▶ [Work item]: Only the lines from the one with "What's the underlying" to the end of the records are wanted, each repeated exactly, both ends included.

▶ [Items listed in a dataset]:
· · · ·

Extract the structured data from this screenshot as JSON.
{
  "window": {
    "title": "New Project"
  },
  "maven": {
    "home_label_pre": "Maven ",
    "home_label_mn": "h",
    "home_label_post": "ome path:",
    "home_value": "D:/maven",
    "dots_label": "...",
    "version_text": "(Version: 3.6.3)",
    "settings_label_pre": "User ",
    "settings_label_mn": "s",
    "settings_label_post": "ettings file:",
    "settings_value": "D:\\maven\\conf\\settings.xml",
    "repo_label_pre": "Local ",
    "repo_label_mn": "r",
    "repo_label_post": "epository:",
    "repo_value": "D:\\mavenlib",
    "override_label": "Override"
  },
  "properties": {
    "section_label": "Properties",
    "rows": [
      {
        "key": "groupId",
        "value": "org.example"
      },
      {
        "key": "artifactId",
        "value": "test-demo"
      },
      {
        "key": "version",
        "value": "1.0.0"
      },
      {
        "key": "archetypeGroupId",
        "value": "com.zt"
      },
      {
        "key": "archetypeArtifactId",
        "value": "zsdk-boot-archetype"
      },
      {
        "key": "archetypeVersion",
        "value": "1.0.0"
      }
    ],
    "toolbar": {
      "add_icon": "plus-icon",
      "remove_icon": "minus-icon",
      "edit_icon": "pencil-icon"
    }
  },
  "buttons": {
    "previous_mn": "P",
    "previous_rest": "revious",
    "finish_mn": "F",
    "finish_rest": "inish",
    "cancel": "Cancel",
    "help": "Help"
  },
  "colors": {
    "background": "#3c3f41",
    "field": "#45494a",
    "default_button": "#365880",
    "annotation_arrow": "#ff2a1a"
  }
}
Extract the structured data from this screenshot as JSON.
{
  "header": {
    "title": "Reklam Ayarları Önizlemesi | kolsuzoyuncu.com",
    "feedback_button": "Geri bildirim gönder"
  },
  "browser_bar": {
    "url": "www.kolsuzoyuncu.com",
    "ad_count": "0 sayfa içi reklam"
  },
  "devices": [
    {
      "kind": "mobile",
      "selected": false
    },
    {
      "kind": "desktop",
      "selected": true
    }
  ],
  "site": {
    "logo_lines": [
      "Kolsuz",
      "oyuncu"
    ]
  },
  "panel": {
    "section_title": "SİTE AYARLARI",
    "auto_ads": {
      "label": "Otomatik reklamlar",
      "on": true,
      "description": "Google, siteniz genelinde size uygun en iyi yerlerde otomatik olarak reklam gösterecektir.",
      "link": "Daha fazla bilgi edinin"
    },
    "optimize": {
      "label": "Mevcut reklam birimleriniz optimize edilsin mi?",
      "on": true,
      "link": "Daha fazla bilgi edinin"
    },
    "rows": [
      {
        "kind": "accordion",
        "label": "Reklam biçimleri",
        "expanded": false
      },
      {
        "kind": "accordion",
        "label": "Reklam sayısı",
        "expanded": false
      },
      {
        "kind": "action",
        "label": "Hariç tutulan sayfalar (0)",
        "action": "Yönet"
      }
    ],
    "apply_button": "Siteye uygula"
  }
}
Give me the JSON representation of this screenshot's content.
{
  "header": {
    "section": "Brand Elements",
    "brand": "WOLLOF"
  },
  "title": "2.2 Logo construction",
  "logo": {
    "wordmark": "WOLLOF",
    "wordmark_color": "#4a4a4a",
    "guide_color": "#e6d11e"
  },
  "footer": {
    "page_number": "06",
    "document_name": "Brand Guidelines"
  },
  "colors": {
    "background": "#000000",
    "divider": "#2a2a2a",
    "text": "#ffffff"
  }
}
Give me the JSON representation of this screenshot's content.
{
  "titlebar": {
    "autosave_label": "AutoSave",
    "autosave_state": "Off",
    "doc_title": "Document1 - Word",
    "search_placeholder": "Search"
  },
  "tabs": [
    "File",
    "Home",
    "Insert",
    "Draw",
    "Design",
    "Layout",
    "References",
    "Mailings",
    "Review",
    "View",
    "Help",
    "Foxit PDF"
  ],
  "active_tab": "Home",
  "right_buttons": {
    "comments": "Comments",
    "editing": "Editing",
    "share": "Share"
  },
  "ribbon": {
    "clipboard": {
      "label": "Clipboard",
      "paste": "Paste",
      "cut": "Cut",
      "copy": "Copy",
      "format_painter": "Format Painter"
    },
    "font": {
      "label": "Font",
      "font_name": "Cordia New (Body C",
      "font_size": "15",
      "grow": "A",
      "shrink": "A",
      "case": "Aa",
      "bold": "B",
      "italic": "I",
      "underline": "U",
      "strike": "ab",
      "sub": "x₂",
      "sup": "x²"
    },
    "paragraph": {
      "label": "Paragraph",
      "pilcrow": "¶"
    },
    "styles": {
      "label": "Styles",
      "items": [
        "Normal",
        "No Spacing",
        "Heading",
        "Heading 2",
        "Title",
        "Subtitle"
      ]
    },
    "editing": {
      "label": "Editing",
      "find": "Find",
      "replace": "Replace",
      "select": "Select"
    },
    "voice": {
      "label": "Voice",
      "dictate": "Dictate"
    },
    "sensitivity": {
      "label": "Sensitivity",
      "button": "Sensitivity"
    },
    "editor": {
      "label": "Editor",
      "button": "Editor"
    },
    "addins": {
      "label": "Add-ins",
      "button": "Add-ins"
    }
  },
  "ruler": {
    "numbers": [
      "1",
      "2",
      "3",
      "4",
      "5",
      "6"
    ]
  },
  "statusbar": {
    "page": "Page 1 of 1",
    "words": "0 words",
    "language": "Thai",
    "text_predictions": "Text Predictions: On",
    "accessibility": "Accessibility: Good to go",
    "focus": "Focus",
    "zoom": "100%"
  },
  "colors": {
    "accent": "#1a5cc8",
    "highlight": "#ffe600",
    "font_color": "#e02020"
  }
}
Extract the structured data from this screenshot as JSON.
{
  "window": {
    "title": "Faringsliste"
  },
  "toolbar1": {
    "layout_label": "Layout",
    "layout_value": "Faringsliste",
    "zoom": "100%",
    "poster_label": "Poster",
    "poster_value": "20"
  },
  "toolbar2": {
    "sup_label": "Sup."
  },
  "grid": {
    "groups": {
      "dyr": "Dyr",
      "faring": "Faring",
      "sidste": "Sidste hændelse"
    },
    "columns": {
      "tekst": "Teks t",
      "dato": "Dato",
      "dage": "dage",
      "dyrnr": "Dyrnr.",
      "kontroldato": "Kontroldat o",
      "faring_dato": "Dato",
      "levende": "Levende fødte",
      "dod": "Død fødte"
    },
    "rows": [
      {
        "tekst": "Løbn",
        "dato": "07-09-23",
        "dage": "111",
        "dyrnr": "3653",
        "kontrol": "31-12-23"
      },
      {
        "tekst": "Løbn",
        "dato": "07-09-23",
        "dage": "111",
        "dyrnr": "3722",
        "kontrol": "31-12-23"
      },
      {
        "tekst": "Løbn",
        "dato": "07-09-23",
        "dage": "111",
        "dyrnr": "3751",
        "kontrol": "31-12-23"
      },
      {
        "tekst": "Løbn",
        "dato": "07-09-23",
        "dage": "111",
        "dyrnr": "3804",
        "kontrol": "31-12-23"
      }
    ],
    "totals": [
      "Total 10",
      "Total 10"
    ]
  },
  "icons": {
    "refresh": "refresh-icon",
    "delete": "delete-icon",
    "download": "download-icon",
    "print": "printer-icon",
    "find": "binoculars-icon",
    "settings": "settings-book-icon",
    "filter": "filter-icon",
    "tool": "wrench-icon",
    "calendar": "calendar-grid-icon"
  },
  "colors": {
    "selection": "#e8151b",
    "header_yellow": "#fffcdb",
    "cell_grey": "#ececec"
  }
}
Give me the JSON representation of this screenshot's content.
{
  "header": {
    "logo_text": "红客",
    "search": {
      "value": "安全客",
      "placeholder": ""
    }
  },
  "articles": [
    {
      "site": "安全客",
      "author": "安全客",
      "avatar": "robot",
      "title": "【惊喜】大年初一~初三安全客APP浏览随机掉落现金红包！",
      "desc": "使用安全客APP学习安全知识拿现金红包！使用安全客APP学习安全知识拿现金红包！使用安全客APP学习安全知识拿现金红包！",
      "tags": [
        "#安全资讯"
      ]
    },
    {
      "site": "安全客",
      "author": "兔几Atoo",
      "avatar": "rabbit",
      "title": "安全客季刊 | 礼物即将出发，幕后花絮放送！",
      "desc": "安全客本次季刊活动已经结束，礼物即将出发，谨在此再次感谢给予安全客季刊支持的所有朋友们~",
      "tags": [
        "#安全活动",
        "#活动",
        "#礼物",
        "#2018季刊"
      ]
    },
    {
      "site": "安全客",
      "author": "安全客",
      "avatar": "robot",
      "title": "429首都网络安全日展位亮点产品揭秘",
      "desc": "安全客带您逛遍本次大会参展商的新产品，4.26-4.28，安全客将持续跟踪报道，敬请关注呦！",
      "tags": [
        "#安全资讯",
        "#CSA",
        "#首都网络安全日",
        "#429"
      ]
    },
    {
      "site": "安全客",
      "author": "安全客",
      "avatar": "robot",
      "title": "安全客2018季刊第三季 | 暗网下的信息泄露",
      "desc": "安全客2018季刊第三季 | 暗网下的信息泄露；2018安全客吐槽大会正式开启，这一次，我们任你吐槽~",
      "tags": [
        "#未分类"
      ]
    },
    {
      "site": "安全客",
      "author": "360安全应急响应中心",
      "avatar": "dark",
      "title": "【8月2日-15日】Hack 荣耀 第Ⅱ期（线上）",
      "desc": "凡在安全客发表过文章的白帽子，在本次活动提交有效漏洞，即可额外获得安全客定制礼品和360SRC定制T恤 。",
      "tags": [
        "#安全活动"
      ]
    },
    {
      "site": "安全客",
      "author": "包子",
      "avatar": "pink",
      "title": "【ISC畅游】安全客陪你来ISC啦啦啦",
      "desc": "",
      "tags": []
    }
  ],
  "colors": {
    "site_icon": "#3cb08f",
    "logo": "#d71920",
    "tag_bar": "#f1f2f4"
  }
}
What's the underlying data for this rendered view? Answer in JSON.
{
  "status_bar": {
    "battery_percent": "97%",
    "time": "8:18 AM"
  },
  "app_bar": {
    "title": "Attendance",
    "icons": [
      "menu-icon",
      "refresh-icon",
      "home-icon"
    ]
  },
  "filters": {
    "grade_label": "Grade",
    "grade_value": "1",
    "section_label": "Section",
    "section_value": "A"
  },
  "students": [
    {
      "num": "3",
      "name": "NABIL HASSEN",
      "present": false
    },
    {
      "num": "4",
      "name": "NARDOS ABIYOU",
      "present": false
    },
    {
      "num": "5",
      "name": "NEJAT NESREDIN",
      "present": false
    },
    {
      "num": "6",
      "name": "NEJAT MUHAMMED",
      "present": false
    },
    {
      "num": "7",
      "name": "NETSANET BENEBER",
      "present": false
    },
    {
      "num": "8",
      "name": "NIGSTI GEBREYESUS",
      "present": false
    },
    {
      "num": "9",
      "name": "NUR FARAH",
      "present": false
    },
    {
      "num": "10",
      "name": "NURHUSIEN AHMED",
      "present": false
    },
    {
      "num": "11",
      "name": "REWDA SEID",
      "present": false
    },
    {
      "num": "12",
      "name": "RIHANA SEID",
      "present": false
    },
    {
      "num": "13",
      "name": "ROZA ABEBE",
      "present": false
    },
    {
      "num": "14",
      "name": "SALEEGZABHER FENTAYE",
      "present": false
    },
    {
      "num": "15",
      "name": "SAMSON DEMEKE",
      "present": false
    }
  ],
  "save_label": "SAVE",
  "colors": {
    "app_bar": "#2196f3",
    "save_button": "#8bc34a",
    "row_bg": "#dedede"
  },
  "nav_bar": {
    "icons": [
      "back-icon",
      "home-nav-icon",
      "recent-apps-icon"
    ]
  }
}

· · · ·

▶ [Task result]:
What's the underlying data for this rendered view? Answer in JSON.
{
  "status_bar": {
    "battery_percent": "97%",
    "time": "8:18 AM"
  },
  "app_bar": {
    "title": "Attendance",
    "icons": [
      "menu-icon",
      "refresh-icon",
      "home-icon"
    ]
  },
  "filters": {
    "grade_label": "Grade",
    "grade_value": "1",
    "section_label": "Section",
    "section_value": "A"
  },
  "students": [
    {
      "num": "3",
      "name": "NABIL HASSEN",
      "present": false
    },
    {
      "num": "4",
      "name": "NARDOS ABIYOU",
      "present": false
    },
    {
      "num": "5",
      "name": "NEJAT NESREDIN",
      "present": false
    },
    {
      "num": "6",
      "name": "NEJAT MUHAMMED",
      "present": false
    },
    {
      "num": "7",
      "name": "NETSANET BENEBER",
      "present": false
    },
    {
      "num": "8",
      "name": "NIGSTI GEBREYESUS",
      "present": false
    },
    {
      "num": "9",
      "name": "NUR FARAH",
      "present": false
    },
    {
      "num": "10",
      "name": "NURHUSIEN AHMED",
      "present": false
    },
    {
      "num": "11",
      "name": "REWDA SEID",
      "present": false
    },
    {
      "num": "12",
      "name": "RIHANA SEID",
      "present": false
    },
    {
      "num": "13",
      "name": "ROZA ABEBE",
      "present": false
    },
    {
      "num": "14",
      "name": "SALEEGZABHER FENTAYE",
      "present": false
    },
    {
      "num": "15",
      "name": "SAMSON DEMEKE",
      "present": false
    }
  ],
  "save_label": "SAVE",
  "colors": {
    "app_bar": "#2196f3",
    "save_button": "#8bc34a",
    "row_bg": "#dedede"
  },
  "nav_bar": {
    "icons": [
      "back-icon",
      "home-nav-icon",
      "recent-apps-icon"
    ]
  }
}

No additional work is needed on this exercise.